Greenfield’s unique race for mayor: ‘He came here in 1998. I was born in 1997’
GREENFIELD, Ind. – There’s a unique race for mayor happening now in Greenfield.
Two candidates from different generations are weighing in on the future of their city. However, this race is not about age, it’s about what’s best for Greenfield.
“Whether you’re 22 or 102, it doesn’t matter,” said current Greenfield Mayor Chuck Fewell.
“He came here in 1998. I was born in 1997, so I told him I’d been here longer than he has. So, I guess that’s the upper foot I have on him,” said Zachary LaFavers, the man running against Fewell in the upcoming election.
But Greenfield’s mayoral candidates say that’s not the takeaway of this campaign.
“Age is a state of mind, and as long as I feel good, and I am in good health, and I’m in good shape, that’s the main thing,” said Fewell.
Voters will have to decide what’s best for the future of Greenfield and who should lead their city. Should it be 22-year-old democratic candidate Zachary LaFavers or 76-year-old republican incumbent mayor Chuck Fewell?
“It’s been a race that has been an uphill battle from the start,” LaFavers added. “We have a crumbling infrastructure in this community on all levels. Our roads are very undeveloped, our water system is extremely underdeveloped.”
Mayor Fewell said, “I want the voters to get out, but what I want them to take away from it is the fact that we’ve been here six years, and if you look around the city, how have we done, and how good we are and how better we are right now than we were six years ago. We have more industry, we have more things to do downtown.”
When it comes to experience, Fewell has served as mayor since being selected by a caucus in 2013. He’s a former Marine, a police officer, and a state trooper.
LaFavers, who’s serving as a member of the Indiana Army National Guard, says he looks up to Fewell.
“I only hope that I can gain the amount of experience that mayor Fewell has, just because it is something that I look up to and hope to aspire to be,” said LaFavers.
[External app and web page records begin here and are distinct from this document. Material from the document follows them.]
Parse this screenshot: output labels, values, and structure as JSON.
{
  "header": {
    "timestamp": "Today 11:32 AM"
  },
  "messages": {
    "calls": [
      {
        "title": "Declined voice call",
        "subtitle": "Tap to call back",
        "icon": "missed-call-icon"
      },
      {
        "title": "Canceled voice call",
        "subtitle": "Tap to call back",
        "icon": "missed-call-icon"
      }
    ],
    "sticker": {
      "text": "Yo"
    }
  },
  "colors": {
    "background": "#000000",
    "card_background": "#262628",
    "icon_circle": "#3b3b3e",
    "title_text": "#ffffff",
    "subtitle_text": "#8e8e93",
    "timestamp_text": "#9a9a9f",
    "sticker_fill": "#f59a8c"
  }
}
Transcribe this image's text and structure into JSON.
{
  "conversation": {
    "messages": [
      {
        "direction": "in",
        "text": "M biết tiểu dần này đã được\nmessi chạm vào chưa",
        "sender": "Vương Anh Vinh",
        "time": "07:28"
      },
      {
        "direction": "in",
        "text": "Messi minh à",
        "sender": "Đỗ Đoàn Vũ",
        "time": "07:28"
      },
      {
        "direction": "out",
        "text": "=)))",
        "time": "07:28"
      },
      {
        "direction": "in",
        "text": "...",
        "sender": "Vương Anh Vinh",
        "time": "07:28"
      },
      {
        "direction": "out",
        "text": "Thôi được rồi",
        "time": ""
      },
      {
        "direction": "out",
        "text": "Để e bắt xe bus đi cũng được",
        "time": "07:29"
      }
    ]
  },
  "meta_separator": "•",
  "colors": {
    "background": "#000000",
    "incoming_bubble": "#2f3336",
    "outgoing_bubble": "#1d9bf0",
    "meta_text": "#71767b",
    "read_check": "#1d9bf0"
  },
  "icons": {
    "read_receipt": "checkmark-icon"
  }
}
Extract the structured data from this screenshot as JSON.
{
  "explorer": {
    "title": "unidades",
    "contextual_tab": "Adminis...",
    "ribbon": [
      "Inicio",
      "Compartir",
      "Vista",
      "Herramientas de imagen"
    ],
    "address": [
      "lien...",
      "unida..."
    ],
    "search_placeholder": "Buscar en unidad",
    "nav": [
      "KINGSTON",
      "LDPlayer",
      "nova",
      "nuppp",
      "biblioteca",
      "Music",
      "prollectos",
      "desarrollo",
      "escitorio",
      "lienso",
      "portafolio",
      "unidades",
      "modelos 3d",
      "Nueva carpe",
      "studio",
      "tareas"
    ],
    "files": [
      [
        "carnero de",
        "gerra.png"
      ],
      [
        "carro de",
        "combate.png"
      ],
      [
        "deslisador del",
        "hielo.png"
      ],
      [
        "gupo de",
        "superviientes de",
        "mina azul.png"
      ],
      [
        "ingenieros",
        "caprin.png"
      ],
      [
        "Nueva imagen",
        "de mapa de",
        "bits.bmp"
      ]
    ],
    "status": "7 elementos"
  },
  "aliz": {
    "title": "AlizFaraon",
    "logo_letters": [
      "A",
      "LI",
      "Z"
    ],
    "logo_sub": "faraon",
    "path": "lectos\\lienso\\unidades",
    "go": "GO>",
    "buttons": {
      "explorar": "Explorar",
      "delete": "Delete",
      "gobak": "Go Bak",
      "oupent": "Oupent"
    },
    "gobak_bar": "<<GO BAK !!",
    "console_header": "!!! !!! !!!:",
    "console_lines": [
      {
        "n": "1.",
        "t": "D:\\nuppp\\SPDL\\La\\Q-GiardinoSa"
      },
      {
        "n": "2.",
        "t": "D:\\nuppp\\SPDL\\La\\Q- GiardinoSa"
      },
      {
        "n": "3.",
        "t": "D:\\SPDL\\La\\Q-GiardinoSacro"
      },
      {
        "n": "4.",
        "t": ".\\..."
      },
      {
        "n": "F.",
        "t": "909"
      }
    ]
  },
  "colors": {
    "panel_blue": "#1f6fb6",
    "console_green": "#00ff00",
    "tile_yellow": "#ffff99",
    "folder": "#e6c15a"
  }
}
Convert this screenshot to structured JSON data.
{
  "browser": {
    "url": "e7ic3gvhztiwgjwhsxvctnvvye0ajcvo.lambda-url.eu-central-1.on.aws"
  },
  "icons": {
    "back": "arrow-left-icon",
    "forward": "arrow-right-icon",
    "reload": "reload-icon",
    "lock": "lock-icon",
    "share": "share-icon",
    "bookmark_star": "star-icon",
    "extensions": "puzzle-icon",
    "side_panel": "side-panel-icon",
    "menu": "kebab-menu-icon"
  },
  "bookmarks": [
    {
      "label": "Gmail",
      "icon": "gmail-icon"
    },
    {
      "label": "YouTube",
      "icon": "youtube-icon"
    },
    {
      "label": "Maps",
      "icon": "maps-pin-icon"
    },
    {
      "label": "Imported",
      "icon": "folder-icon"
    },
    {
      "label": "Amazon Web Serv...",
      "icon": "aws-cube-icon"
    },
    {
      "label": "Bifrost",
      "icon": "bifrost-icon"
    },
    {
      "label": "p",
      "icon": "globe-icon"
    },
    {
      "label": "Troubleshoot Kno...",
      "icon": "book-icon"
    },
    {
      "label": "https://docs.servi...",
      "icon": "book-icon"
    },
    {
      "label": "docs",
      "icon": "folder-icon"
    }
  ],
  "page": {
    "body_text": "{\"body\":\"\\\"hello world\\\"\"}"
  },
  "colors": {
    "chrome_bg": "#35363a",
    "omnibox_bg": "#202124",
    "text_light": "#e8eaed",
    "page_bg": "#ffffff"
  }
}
LaFavers admits he probably won’t win this race, but he wants people to know their voices aren’t going unheard.
“It makes losing a lot more easy to handle knowing that the person that’s going to beat me is going to continue to grow this city and look out for what’s best in this city,” LaFavers added. “If I can’t win the office, I hope I can win some of the ideas over, and I think I have. We as a community have.”
As both candidates agree they want what’s best for their city.
“We’re not going to let up,” said Fewell. “We’re going to continue. We’ll have four more years after that, that we will grow and just be better from where we are at right now.”
Election day is Tuesday, November 5.